My 10 Best Books of 2019

(In reverse alphabetical order by author because it isn’t fair that A always gets to go first.)

Wilson, G. Willow. The Bird King. An absolutely magical story, set during the Spanish Inquisition, about a Muslim map-maker who can create locations (new rooms, new buildings, new cities, new islands) simply by mapping them.

Shimotakahara, Leslie. Red Oblivion. A cross-cultural family mystery set in present-day China. A Canadian architect has to return to her country of origin when her father experiences a health crisis. Along with the expected difficulties she faces caring for an aging parent, she begins to realize that the life story he’s always told may not be true.

Sainz Borgo, Karina. It Would Be Night in Caracas. A few short days in the life of a woman struggling to survive in the chaos of present-day Venezuela.

Jordan, Toni. The Fragments. A genuinely fun literary mystery with a woman writer in the 1980s trying to find the female author of a 1930s manuscript tucked away in a typewriter she’s purchased. It’s believed the manuscript’s author died in a fire, but…

Hoffman, Alice. The World that We Knew. A story of survival and resistance in Nazi-occupied France with utterly captivating elements of magical realism.
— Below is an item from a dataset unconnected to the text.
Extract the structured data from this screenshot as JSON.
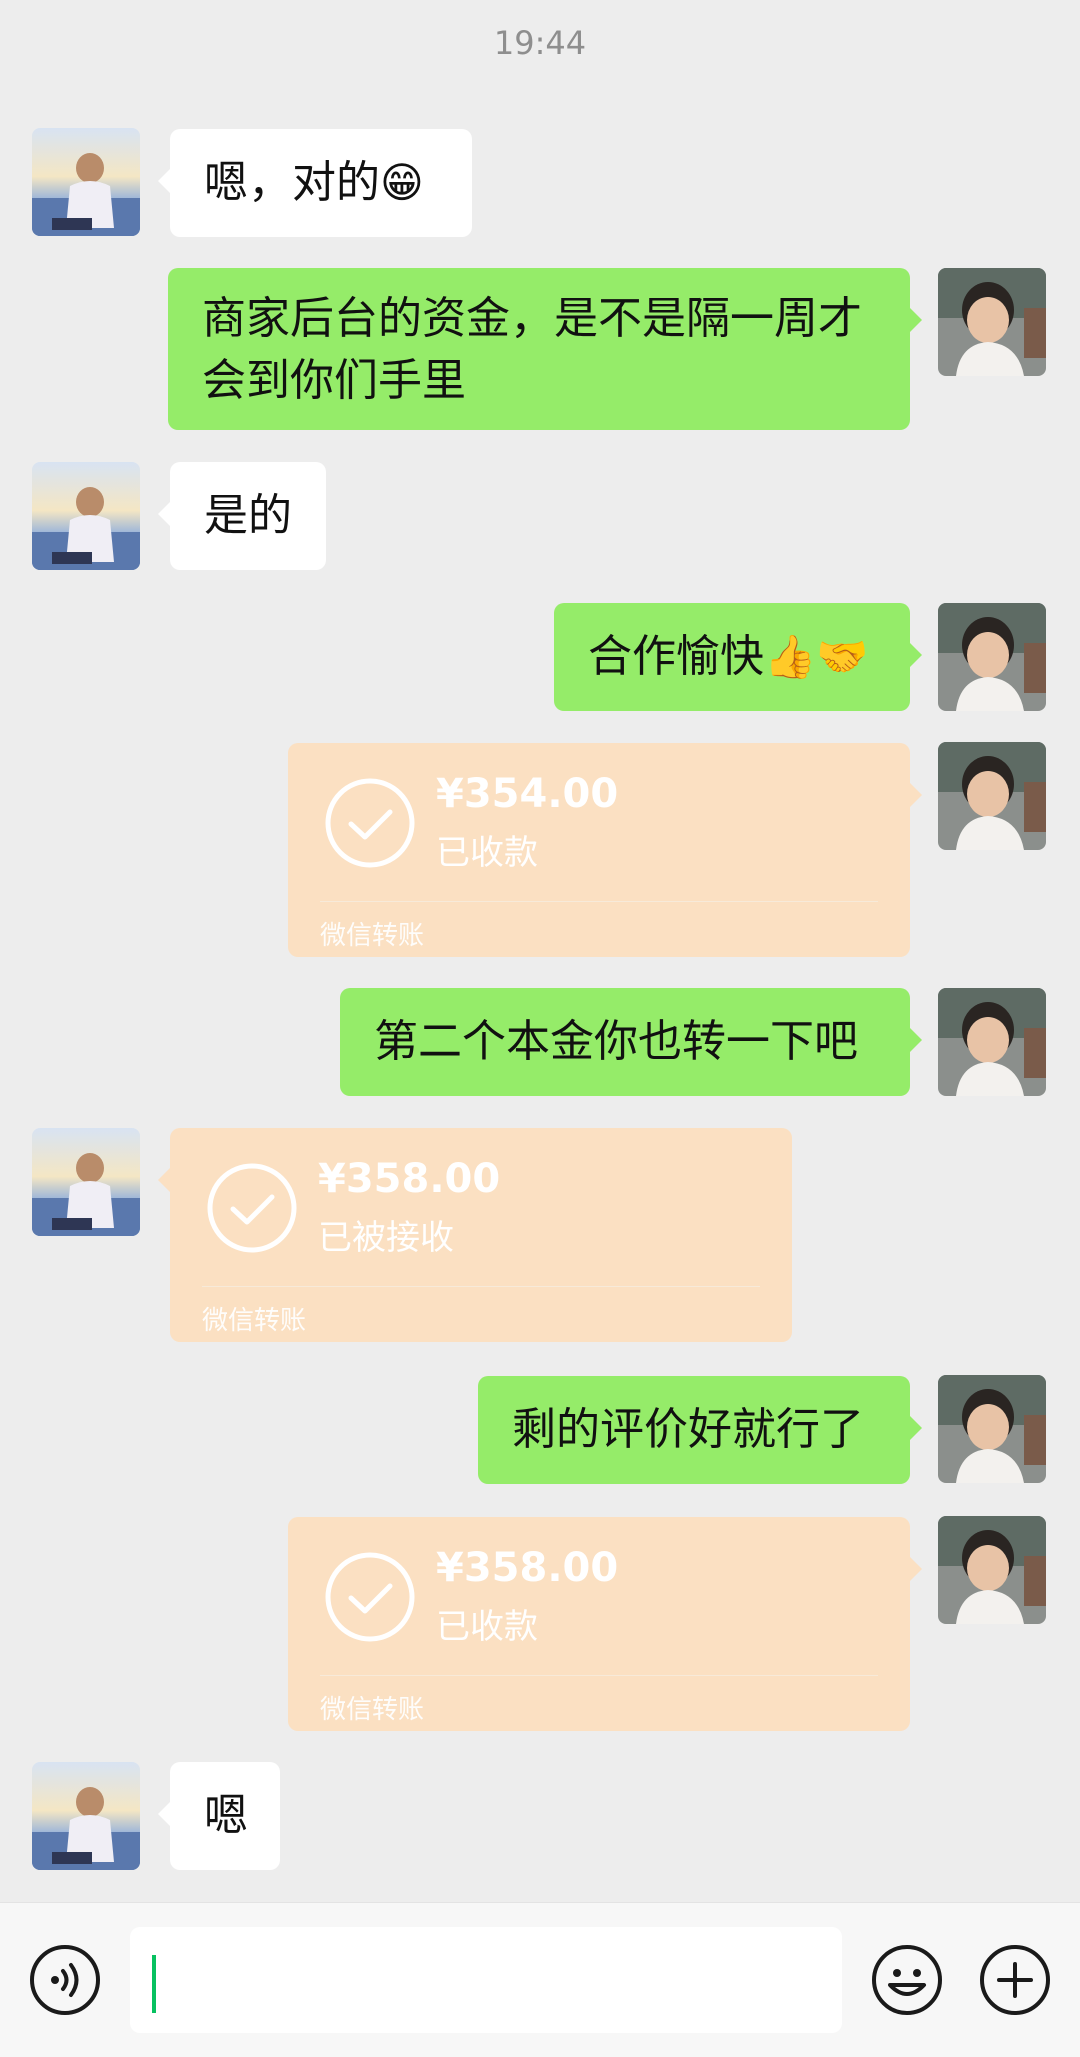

Hess, Annette. The German House. The story of a young woman serving as a translator during the 1963 Auschwitz trials, a real event, but one much less well-known than the earlier Nuremberg Trials. She struggles both to assert herself against social expectations and to come to grips with her country’s past.

Gappah, Petina. Out of Darkness, Shining Light. An historical novel with two very different narrators that imagines the trek that brought David Livingston’s body to the African coast, so he could be buried in England.

Coates, Ta-Nehisi. The Water Dancer. An unexpected semi-historical/fantasy novel that follows the life of a slave with an uncanny ability to survive near-drownings who becomes part of the underground railroad. I love Coates’ nonfiction. Now I know his fiction is equally impressive.

Cha, Steph. Your House Will Pay. A dual narrative that explores racial tensions in Los Angeles through the story of a girl shot by a store owner and the repercussions this has for both of their families and the city itself.

Alharthi, Jokha. Celestial Bodies. The 2019 Man Booker International Prize winning novel in a translation from the original Arabic that explores the lives of women in an isolated region of Oman experiencing “modernity,” with all its changes and contradictions.

Postcarding Issues/Addresses and Proposed Federal Rules Changes for the Week of 11/10/2019—All with Links to Easily Make Your Voice Heard

You can find this week’s Issues/Addresses for postcarding here: https://docs.google.com/document/d/1DtIr4yhG_JmUgyy81Uhi02jXqXYp8QXu8sqkvUmV59s/edit?usp=sharing

My friend Martha’s weekly write-up of proposed federal rules changes, with links to official comment pages, can be found here: https://drive.google.com/file/d/1tAQSpNyeIicjwWAkgfbV1nyoUl_VcyA1/view?fbclid=IwAR0OURVoDny6Z0aJqCf9Q8xZ8JY5fHbqUk8upjOYXs1H_D-W1yaQKlPjmnQ

Thank you for taking the time to speak out on the issues that concern you!

Federal Rules Changes Open for Comments for the Week Ending 10/27

Every week my friend Martha puts together a list of key proposed federal rules changes with links to background info and to the official comment pages. If you want an easy way to track how the current administration is literally changing the rules and want to make sure your comments are official, this is the resource you need! Feel free to share.

Here it is: https://drive.google.com/file/d/1WXeRUKfo7AS5V2aW15RApdVzxkSWFKmn/view?fbclid=IwAR3OdWKezJzveggfoNyucre3Rdyt-Wty9G6P5nEzMVgxvWoZ_dtR4SabSow